Bards and Brands – How Shakespeare Will Shake Up Your Marketing Performance

How you engage with your audience could be incited by the best way to appeal to them, which is often through the use of emotion in marketing, and offering them content they will want and be interested in, such as entertainment and value. Like the many themes of a play, different plot lines can induce different emotions. Shakespeare knew this with his plays designed to excite, intrigue, scare, surprise, please and amuse his audience.

Whether informative (Dove’s Real Beauty ‘Evolution’), comic (Rainforest Alliance’ ‘Follow the Frog’) or fantastical (Evian’s Spiderman and his dancing Spiderbaby counterpart), good content will always “draw our attention to a range of human experience with all its sadness, joy, poignancy, tragedy, comedy, darkness, lightness, and its depths.”

Being able to understand your audience is therefore imperative in order to engage with them and shape the future of their communications with your brand.

His acts being seven ages:

Whether you are a global business or a localised company, there are seven stages from this article which brands should consider and act upon:

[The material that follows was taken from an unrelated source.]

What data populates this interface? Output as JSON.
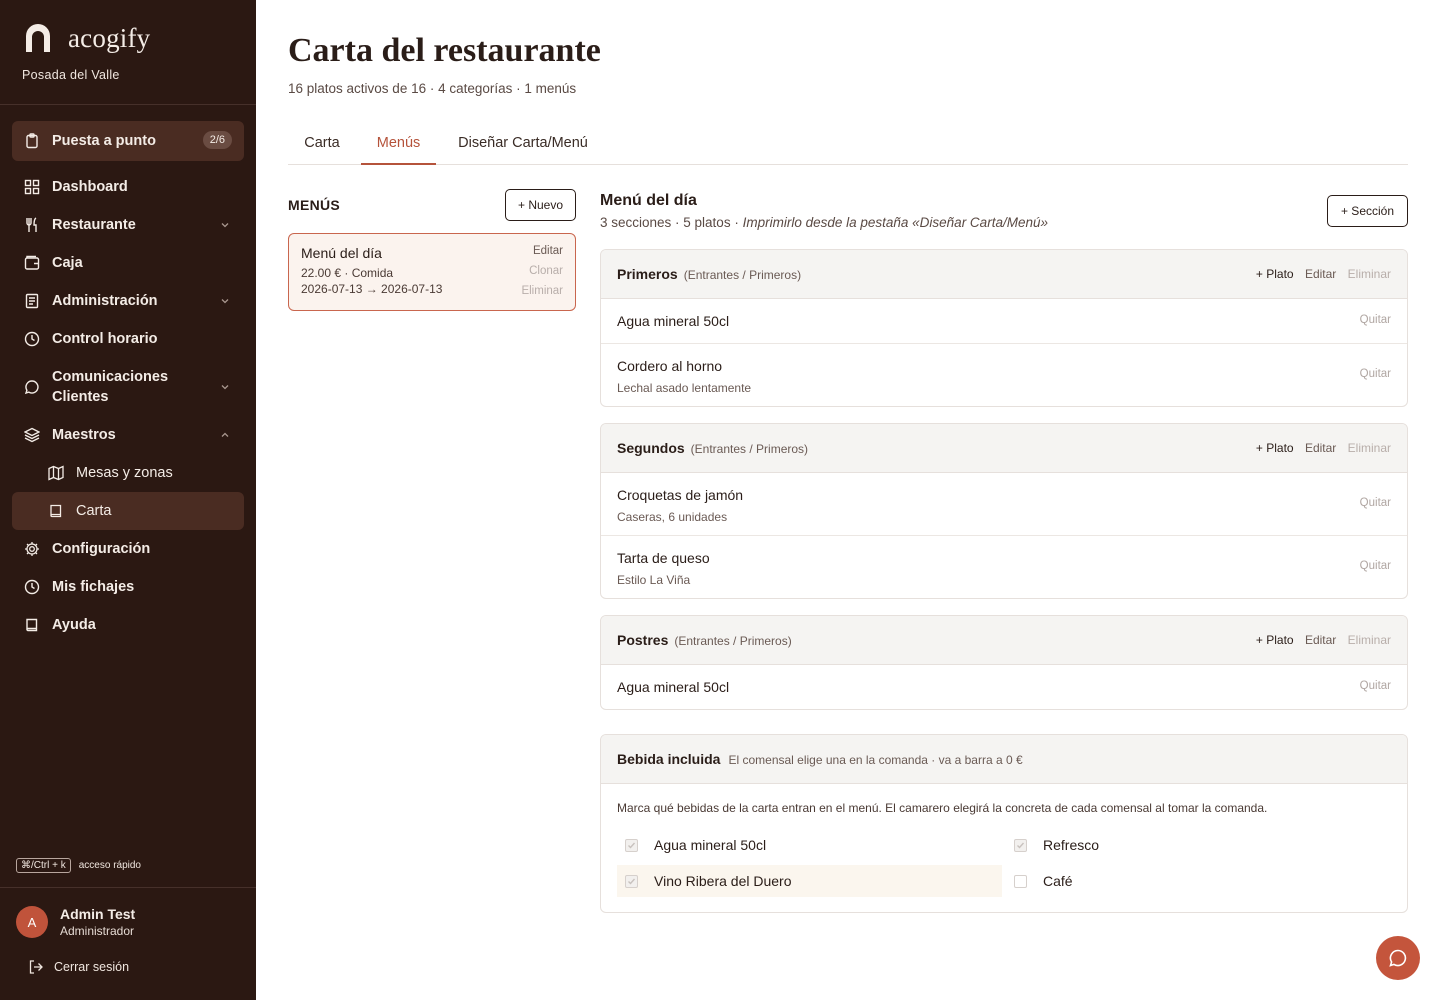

  1. Keep your customer happy, so they can become lifetime fans of your brand.
  2. Happy customers means increased sales and promotion to new audiences, for more customers for your brand.
  3. Keep your employees happy so they best continue to uphold and serve your brand.
  4. Contact your customers at the right time with relevant and engaging content.
  5. Stagnate, or change by building an integrated content strategy to keep ahead of the competition.
  6. Consider your audience and continue to engage them as they change over time by appealing to their interests and emotions.
  7. Adopt new technologies into your strategy to continue to talk to these changing customers.

Shakespeare knew and applied this to his audience, as “A major feature of Shakespeare’s appeal to his own generation was recognition, something Shakespeare exploited relentlessly” such as producing excellent stories with characters and themes they could relate to. It was this understanding of how to appeal to his audience which made him the success he was then, and still is today.

Bards and Brands – How Shakespeare Will Shake Up Your Marketing Performance

If you want your brand’s performance to be remembered, contact our successful Accounts team today. To (mis)quote the Bard himself; For here, I hope, begins our lasting Enjoy (partnership)!

comments powered by Disqus